Over the past three years, the FATF has repeatedly reiterated these concerns and reaffirmed its call for FATF-member countries and all jurisdictions to implement countermeasures to protect the international financial system from the terrorist financing risk emanating from Iran. In response, numerous countries, including all G7 countries, have issued advisories to their financial institutions.
The FATF's most recent statement in October 2011 reiterated, with a renewed urgency, its concern regarding Iran's failure to address the risk of terrorist financing and the serious threat this poses to the integrity to the international financial system.
The FATF reaffirmed its February 2009 call to apply effective countermeasures to protect their financial sectors from ML/FT risks emanating from Iran, and further called upon its members to consider the steps already taken and possible additional safeguards or strengthen existing ones.

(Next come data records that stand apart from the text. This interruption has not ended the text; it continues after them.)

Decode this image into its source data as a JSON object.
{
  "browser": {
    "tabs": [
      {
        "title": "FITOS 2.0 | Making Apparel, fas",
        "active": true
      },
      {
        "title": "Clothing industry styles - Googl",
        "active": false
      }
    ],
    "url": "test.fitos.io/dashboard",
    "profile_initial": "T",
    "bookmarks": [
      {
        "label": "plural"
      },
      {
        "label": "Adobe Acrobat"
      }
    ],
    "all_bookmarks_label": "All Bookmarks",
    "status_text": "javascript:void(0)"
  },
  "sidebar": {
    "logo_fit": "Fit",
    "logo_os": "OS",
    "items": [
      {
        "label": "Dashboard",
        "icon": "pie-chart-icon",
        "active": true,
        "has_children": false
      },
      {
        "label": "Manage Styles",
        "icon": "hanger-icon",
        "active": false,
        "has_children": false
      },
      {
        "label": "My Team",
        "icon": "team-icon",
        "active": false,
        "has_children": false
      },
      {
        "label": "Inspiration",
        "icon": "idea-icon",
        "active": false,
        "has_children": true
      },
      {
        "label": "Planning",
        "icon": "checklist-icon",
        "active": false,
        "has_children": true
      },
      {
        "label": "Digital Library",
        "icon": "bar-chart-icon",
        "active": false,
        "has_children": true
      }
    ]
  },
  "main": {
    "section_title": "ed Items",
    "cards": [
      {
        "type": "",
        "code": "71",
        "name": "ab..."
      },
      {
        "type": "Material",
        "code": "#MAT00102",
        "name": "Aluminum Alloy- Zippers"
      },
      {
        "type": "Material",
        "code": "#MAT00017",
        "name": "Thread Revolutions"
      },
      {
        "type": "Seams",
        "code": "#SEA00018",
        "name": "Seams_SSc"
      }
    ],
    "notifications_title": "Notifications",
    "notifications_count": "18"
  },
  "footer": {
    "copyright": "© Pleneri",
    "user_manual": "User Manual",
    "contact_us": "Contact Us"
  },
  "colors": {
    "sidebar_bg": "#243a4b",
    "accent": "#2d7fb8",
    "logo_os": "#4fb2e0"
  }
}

In addition, the FATF stated that, if Iran fails to take concrete steps to improve its AML/CFT regime, the FATF will consider calling on its members and urging all jurisdictions to strengthen countermeasures in February 2012.

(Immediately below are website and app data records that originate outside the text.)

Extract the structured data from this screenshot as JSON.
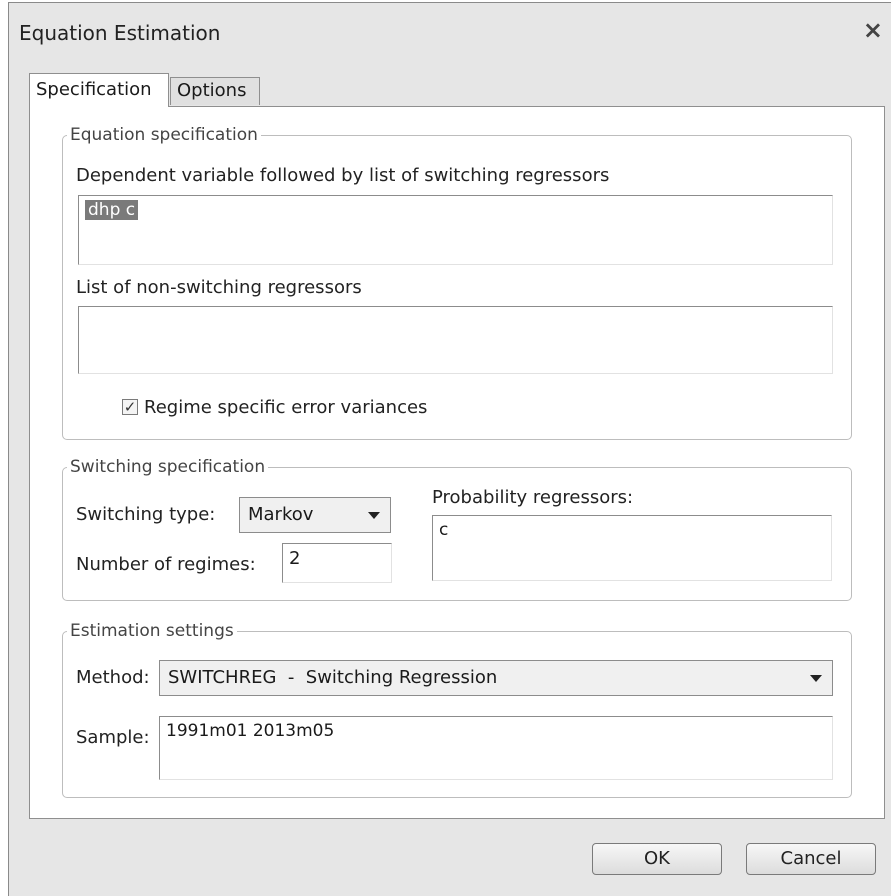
{
  "window": {
    "title": "Equation Estimation",
    "close_icon": "×"
  },
  "tabs": [
    {
      "label": "Specification",
      "active": true
    },
    {
      "label": "Options",
      "active": false
    }
  ],
  "equation_spec": {
    "legend": "Equation specification",
    "dependent_label": "Dependent variable followed by list of switching regressors",
    "dependent_value": "dhp c",
    "nonswitching_label": "List of non-switching regressors",
    "nonswitching_value": "",
    "regime_checkbox_label": "Regime specific error variances",
    "regime_checked": true
  },
  "switching_spec": {
    "legend": "Switching specification",
    "type_label": "Switching type:",
    "type_value": "Markov",
    "regimes_label": "Number of regimes:",
    "regimes_value": "2",
    "prob_label": "Probability regressors:",
    "prob_value": "c"
  },
  "estimation": {
    "legend": "Estimation settings",
    "method_label": "Method:",
    "method_value": "SWITCHREG  -  Switching Regression",
    "sample_label": "Sample:",
    "sample_value": "1991m01 2013m05"
  },
  "buttons": {
    "ok": "OK",
    "cancel": "Cancel"
  }
}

The numerous calls by FATF for Iran to urgently address its terrorist financing vulnerability, coupled with the extensive record of Iranian entities using the financial system to finance terrorism, proliferation activities, and other illicit activity,
raises significant concern over the willingness or ability of Iran to establish adequate controls to counter terrorist financing.
C. Whether the United States Has a Mutual Legal Assistance Treaty With That Jurisdiction, and the Experience of U.S. Law Enforcement Officials and Regulatory Officials in Obtaining Information About Transactions Originating in or Routed Through or to Such Jurisdiction
Iran has not entered into any mutual legal assistance treaties. Additionally, U.S. law enforcement and regulatory officials have found Iran to be uncooperative regarding access to information about financial transactions. Accordingly, Iran remains a safe haven for those who would commit financial crimes against the United States.
Based on the foregoing factors, the Director of FinCEN hereby finds that the Islamic Republic of Iran is a jurisdiction of primary money laundering concern.
End Supplemental Information
Dated: November 18, 2011
James H. Freis, Jr.,
Director, Financial Crimes Enforcement Network.
[FR Doc. 2011-30332 Filed 11-23-11; 8:45 am]
BILLING CODE 4810-02-P